Small tanks need better filtration, and doing a tank full of well trimmed and maintained live plants seems to be key. I run 4.6 watts per gallon light on this tiny tank and yet I have little to no algae. The secret lies only in experiencing the proper techniques of maintaining a challenging tank size.

Also, If you wanted to do saltwater, a lot of aquariasts are getting into the Nano-Saltwater tanks now. These are small tanks 3-10g, which host carefully selected fish and inverts suitable for small spaces. These tanks are challenging and rewarding, and wont take up a whole chunk of pocket change. A 10g nano sw with live rock and fish, would look nice, and be a great challenging start to the hobby. I have often dreamed of how nice my little 10g tank would look with some small corals and polyps, and now and then the beautiful purple face of a royal gramma fish popping out - or perhaps a small goby of some kind - the royal purple firefish comes to mind.

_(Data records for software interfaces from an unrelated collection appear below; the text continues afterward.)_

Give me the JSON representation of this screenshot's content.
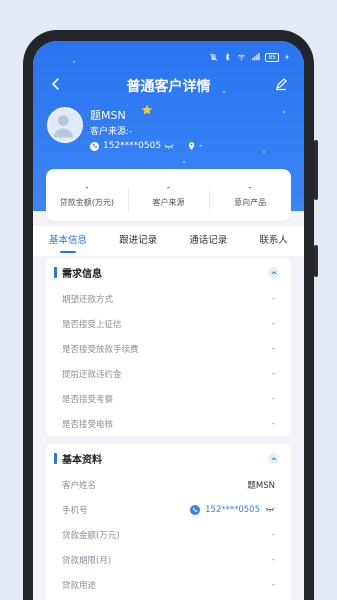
{
  "status_bar": {
    "battery": "85"
  },
  "header": {
    "title": "普通客户详情"
  },
  "customer": {
    "name": "题MSN",
    "source_line": "客户来源:-",
    "phone": "152****0505",
    "location": "-"
  },
  "summary": [
    {
      "value": "-",
      "label": "贷款金额(万元)"
    },
    {
      "value": "-",
      "label": "客户来源"
    },
    {
      "value": "-",
      "label": "意向产品"
    }
  ],
  "tabs": [
    {
      "label": "基本信息",
      "active": true
    },
    {
      "label": "跟进记录",
      "active": false
    },
    {
      "label": "通话记录",
      "active": false
    },
    {
      "label": "联系人",
      "active": false
    }
  ],
  "demand": {
    "title": "需求信息",
    "rows": [
      {
        "label": "期望还款方式",
        "value": "-"
      },
      {
        "label": "是否接受上征信",
        "value": "-"
      },
      {
        "label": "是否接受放款手续费",
        "value": "-"
      },
      {
        "label": "提前还款违约金",
        "value": "-"
      },
      {
        "label": "是否接受考察",
        "value": "-"
      },
      {
        "label": "是否接受电核",
        "value": "-"
      }
    ]
  },
  "basic": {
    "title": "基本资料",
    "rows": [
      {
        "label": "客户姓名",
        "value": "题MSN"
      },
      {
        "label": "手机号",
        "value": "152****0505"
      },
      {
        "label": "贷款金额(万元)",
        "value": "-"
      },
      {
        "label": "贷款期限(月)",
        "value": "-"
      },
      {
        "label": "贷款用途",
        "value": "-"
      }
    ]
  },
  "colors": {
    "primary": "#2b73e9",
    "hero_top": "#2a74ee",
    "hero_bottom": "#3a86f6"
  }
}
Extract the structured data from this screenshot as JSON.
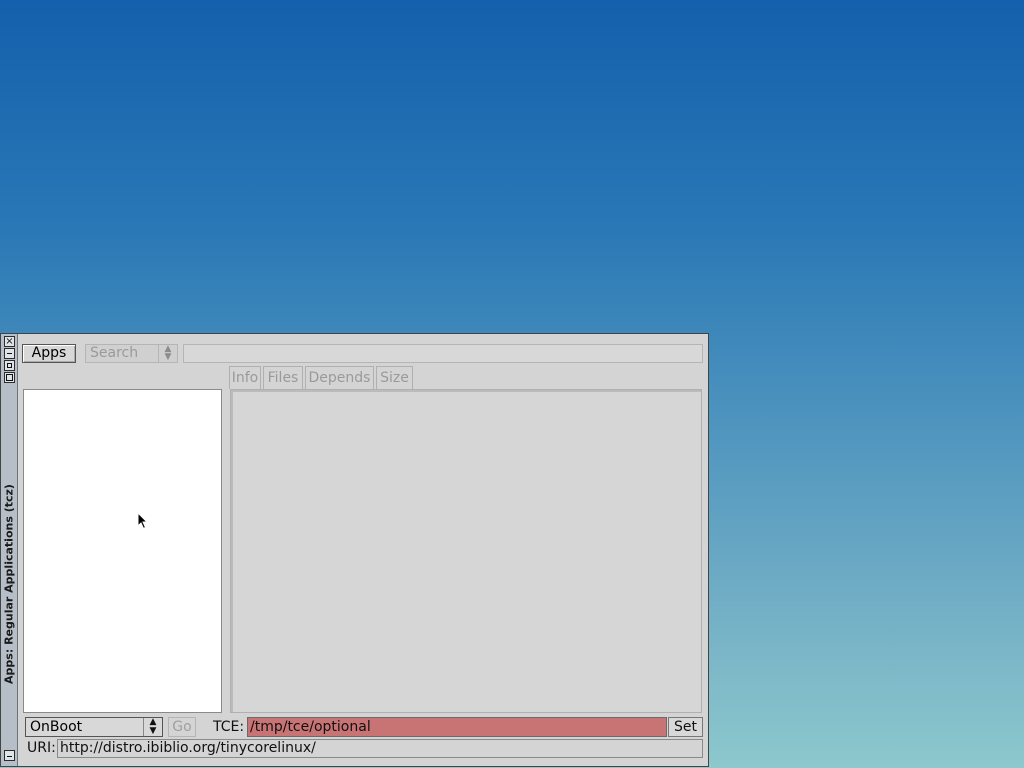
{
  "window": {
    "title": "Apps: Regular Applications (tcz)",
    "buttons": {
      "close": "×"
    }
  },
  "toolbar": {
    "apps_label": "Apps",
    "search_mode": "Search",
    "search_value": ""
  },
  "tabs": [
    {
      "label": "Info"
    },
    {
      "label": "Files"
    },
    {
      "label": "Depends"
    },
    {
      "label": "Size"
    }
  ],
  "active_tab": "Files",
  "footer": {
    "onboot_option": "OnBoot",
    "go_label": "Go",
    "tce_label": "TCE:",
    "tce_value": "/tmp/tce/optional",
    "set_label": "Set",
    "uri_label": "URI:",
    "uri_value": "http://distro.ibiblio.org/tinycorelinux/"
  },
  "colors": {
    "tce_field_bg": "#c87474",
    "desktop_top": "#1460ac",
    "desktop_bottom": "#8cc8cc"
  },
  "icons": {
    "cursor": "arrow-cursor-icon",
    "select_arrows": "up-down-arrows-icon"
  }
}
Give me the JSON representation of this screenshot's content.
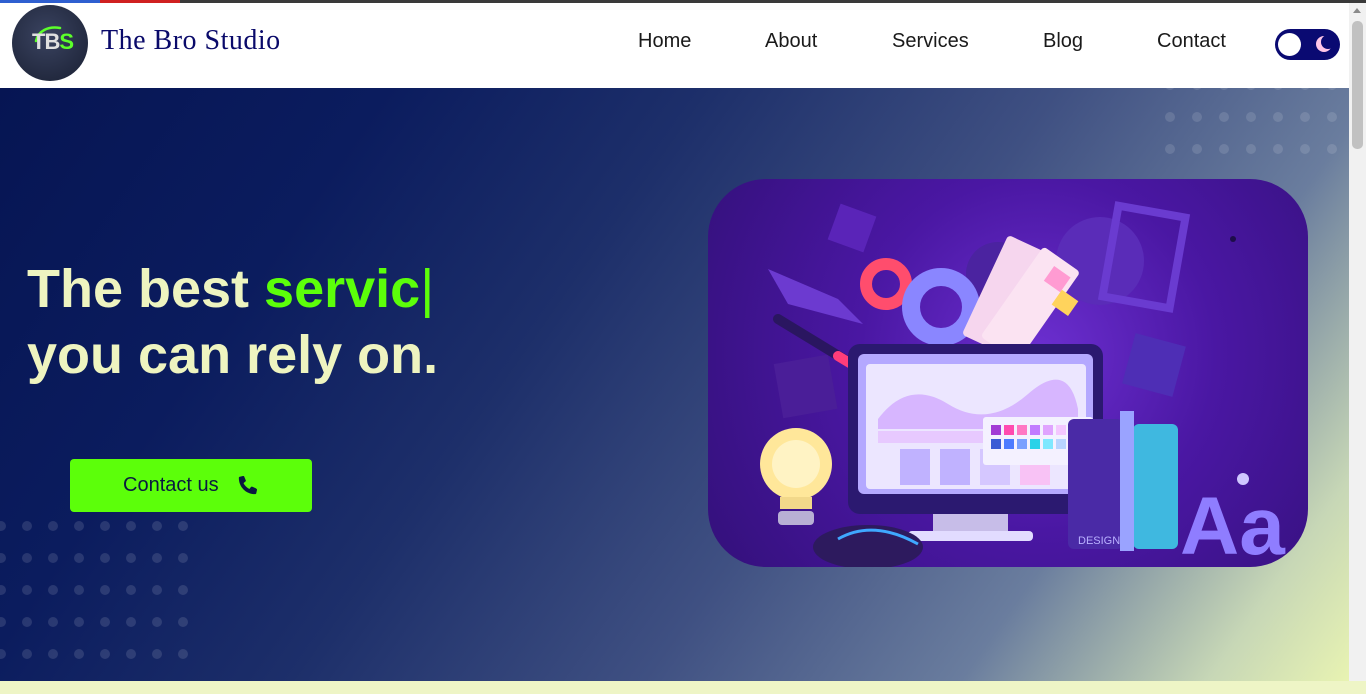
{
  "brand": {
    "logo_text_main": "TB",
    "logo_text_accent": "S",
    "name": "The Bro Studio"
  },
  "nav": {
    "links": [
      {
        "label": "Home"
      },
      {
        "label": "About"
      },
      {
        "label": "Services"
      },
      {
        "label": "Blog"
      },
      {
        "label": "Contact"
      }
    ],
    "theme_toggle": {
      "icon_off": "sun-knob-icon",
      "icon_on": "moon-icon",
      "state": "light"
    }
  },
  "hero": {
    "headline_line1_start": "The best ",
    "headline_line1_accent": "servic",
    "headline_cursor": "|",
    "headline_line2": "you can rely on.",
    "cta_label": "Contact us",
    "cta_icon": "phone-icon",
    "illustration": "web-design-illustration",
    "illustration_text": "Aa",
    "illustration_book_label": "DESIGN"
  },
  "colors": {
    "accent": "#5cff0a",
    "brand_navy": "#0a0a72",
    "headline": "#eef4c0",
    "hero_start": "#061553",
    "hero_end": "#e8f3b2"
  }
}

I was also talking to a friend last night from my aquarium club who has kept dozens of sw tanks, he says the key to his success is to plan Bio-tope tanks - tanks that contain species from only 1 marine environment, Indo-pacific for example, Carribean, Great Barrier- etc. He said this prevents a lot of stocking issues as there is more chance fish from all 1 environment will know how to get along, rather than mixing fish from all over the world.
Just thought that might be worth mentioning. This is commonly done in the FW fish trade as well, South American-Asian fish are consider compatible tankmates, Africans occupy 2 groups (large aggressive cichlids, dwarf cichlid varieties), and North American fishes are a specialty group reserved to species specific tanks often.

Anyway, enjoying being back posting! Loving all the fascinating things everyone has to say. Enjoying your posts as always MyBird! Good luck in whatever you decide Stacer!

July 4th, 2007, 08:37 PM
while i totally agree with the whole FW/SW points brought up so far i must point out that if you have any doubts of your desire to maintain a fish tank.... keeping a planted FW tank will give you some insight to lighting, supplements, the nitrogen cycle, testing, water changes... the confidence to make the step into SW. :)

if you decide to start with FW (for whatever reasons) get a 29 high so you can use it as a sump later with your SW. :)

from personal experience i *love* my planted tanks. they have so much obvious life in them. in my book a reef tank is the ultimate cool, a planted FW is the ultimate calm.